Mr. Eddie Walker, Liaison for the ‘Taiwan – Aotearoa, New Zealand Connection Project’, visited Taiwan recently. Mr. Walker who has tribal affiliations with Ngati Kahu, Te Rarawa and Ngāpuhi, is a Digital Platform Architect at Te Wānanga o Aotearoa – one of the largest adult education institutions in New Zealand. He has been involved with many international indigenous groups such as North American Indigenous Peoples, Ainu of Japan, Peoples of Peru and Bolivia. He has kindly offered to help build similar reciprocal relationships with the indigenous peoples of Taiwan. This summer, Mr. Walker has been learning more about Taiwan’s indigenous higher education so that he could provide better context for his people back in Aotearoa, New Zealand. The Center for International Indigenous Affairs (CIIA) at the College of Indigenous Studies (CIS) had arranged for Mr. Walker to visit some project partner institutions, such as Hualien County Tribal College and National Pingtung University of Science and Technology, also with special cultural experience tours to several indigenous communities including Langasan Theatre (冉而山劇場) and the beautiful peoples of Lanyu / Orchid Island.
In sharing his own culture through language, song and dance, Mr. Walker realised how similar his culture was with the indigenous communities and cultures of Taiwan. “According to legend, Māori landed on the shores of Aotearoa from their mystical homeland of Hawaiki. My experience on this trip adds to growing belief in Aotearoa that Taiwan could have been Hawaiki,” said Mr. Walker. The Taiwan Connection project team along with Mr. Walker also visited Lauyu / Orchid Island learning more about ocean knowledge, traditional arts and crafts, nuclear waste issues, natural resources, and indigenous education. Mr. Walker met with a group of recent graduates from Taidong who were now teaching at the Lanyu Senior High School (Tao National Experimental High School). They visited New Zealand last year. The CIIA team organized an informal gathering for cultural sharing and ideas exchange with the teachers and discussed possibilities of a potential collaboration.

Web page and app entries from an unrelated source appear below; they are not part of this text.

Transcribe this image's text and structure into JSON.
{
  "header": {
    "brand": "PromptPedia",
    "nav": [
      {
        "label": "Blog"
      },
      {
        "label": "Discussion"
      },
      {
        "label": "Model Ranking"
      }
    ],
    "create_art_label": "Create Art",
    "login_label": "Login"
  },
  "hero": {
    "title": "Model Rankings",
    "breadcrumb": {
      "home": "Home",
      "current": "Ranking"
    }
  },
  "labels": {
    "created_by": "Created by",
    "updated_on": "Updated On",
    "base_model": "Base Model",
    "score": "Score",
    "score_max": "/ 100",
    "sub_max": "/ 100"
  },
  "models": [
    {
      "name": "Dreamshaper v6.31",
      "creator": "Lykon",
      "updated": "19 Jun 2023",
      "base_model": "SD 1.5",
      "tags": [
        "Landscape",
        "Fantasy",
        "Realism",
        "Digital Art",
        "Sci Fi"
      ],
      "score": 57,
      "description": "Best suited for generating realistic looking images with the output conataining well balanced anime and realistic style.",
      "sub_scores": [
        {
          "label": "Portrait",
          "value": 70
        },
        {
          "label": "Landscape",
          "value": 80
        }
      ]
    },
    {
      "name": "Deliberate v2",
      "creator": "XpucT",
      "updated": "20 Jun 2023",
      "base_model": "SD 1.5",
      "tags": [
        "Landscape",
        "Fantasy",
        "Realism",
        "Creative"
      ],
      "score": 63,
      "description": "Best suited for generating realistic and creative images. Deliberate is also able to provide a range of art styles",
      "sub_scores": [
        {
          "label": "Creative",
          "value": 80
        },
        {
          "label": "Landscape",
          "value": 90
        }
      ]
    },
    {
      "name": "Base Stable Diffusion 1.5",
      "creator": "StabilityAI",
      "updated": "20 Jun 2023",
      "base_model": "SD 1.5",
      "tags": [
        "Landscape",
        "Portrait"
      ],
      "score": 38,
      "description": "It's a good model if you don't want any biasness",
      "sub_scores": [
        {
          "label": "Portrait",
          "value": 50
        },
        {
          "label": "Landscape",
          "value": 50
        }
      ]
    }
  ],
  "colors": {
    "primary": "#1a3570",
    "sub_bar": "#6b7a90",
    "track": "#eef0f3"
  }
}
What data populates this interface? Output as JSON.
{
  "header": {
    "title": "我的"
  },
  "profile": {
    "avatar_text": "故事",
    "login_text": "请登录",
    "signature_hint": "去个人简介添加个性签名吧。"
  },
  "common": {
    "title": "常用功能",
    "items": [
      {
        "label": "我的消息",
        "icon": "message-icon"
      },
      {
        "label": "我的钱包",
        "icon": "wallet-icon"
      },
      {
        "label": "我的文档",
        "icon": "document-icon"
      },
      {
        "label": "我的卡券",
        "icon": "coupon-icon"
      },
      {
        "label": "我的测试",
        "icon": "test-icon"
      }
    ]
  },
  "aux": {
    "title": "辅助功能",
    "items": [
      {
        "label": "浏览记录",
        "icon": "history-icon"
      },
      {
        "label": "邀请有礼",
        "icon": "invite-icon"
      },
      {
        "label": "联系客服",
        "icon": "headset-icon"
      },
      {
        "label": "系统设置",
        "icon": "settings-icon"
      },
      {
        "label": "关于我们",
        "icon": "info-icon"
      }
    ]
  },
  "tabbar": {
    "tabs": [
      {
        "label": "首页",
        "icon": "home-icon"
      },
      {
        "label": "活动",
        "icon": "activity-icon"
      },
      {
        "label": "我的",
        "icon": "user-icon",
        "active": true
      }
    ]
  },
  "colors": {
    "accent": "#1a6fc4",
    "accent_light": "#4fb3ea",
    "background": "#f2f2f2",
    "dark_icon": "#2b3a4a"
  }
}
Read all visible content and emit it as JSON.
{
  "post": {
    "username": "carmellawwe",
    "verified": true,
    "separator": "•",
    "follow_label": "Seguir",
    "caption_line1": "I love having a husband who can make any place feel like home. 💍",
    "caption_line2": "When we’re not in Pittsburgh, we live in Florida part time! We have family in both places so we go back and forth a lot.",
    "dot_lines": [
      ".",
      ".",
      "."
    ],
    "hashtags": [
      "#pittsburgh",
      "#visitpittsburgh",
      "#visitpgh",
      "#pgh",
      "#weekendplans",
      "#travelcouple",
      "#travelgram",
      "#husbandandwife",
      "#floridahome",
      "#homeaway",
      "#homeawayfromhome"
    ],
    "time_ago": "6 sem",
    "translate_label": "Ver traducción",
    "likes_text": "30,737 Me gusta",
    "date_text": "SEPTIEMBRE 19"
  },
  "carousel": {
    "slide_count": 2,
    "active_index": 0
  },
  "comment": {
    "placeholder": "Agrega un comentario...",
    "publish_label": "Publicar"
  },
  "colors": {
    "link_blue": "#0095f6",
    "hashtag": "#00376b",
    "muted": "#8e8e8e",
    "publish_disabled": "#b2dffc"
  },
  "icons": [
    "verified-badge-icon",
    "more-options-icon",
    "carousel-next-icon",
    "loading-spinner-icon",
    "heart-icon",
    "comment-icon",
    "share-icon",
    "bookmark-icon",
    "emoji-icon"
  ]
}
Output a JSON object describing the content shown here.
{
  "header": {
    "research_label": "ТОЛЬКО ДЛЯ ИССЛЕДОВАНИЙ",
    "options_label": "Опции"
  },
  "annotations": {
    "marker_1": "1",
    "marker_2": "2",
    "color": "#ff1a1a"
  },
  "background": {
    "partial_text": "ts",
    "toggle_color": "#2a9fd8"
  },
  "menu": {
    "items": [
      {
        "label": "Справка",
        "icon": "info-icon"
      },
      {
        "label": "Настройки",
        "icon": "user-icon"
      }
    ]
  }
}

“Taiwan Connection” is the CIIA signature project which collaborates with the Ministry of Education’s New Southbound Policy. The project aims actively and pragmatically create reciprocal links to communities in Aotearoa and establish a solid relationship between Taiwan and New Zealand’s higher education, especially toward indigenous education. CIIA Director Dr. Jolan Hsieh (Bavaragh Dagalomai, 謝若蘭) and her team are planning to further extend the connection project to Australia and several other Pacific Island countries. “We will cultivate our national talents in the Austronesian family with the vision of, “The more local we are, and the more international it becomes.”, said Dr. Hsieh.
One of those important relationships is with Te Wānanga o Aotearoa – the organization Mr Walker works for. Recently, Te Wānanga o Aotearoa announced Te Ururoa Flavell as their new CEO. Mr. Flavell has a strong Māori language and educational background, served as the co-leader of the Māori Party and was a member of the New Zealand Parliament. CIS Dean, Dr. Pasuya Poiconx (浦忠成) will attend Mr. Flavell’s inauguration to congratulate and celebrate this new historical milestone with Te Wānanga o Aotearoa. “We want to show our most hearty support as a partner institution for the deepening of the Taiwan-New Zealand higher education connection.” Dean Pasuya said. The acting CEO Mr. Nepia Winiata, who visited Taiwan last year, is welcoming NDHU delegation to attend the new executive officer’s inauguration ceremony on 20 August 2018.
News source：National Dong Hwa University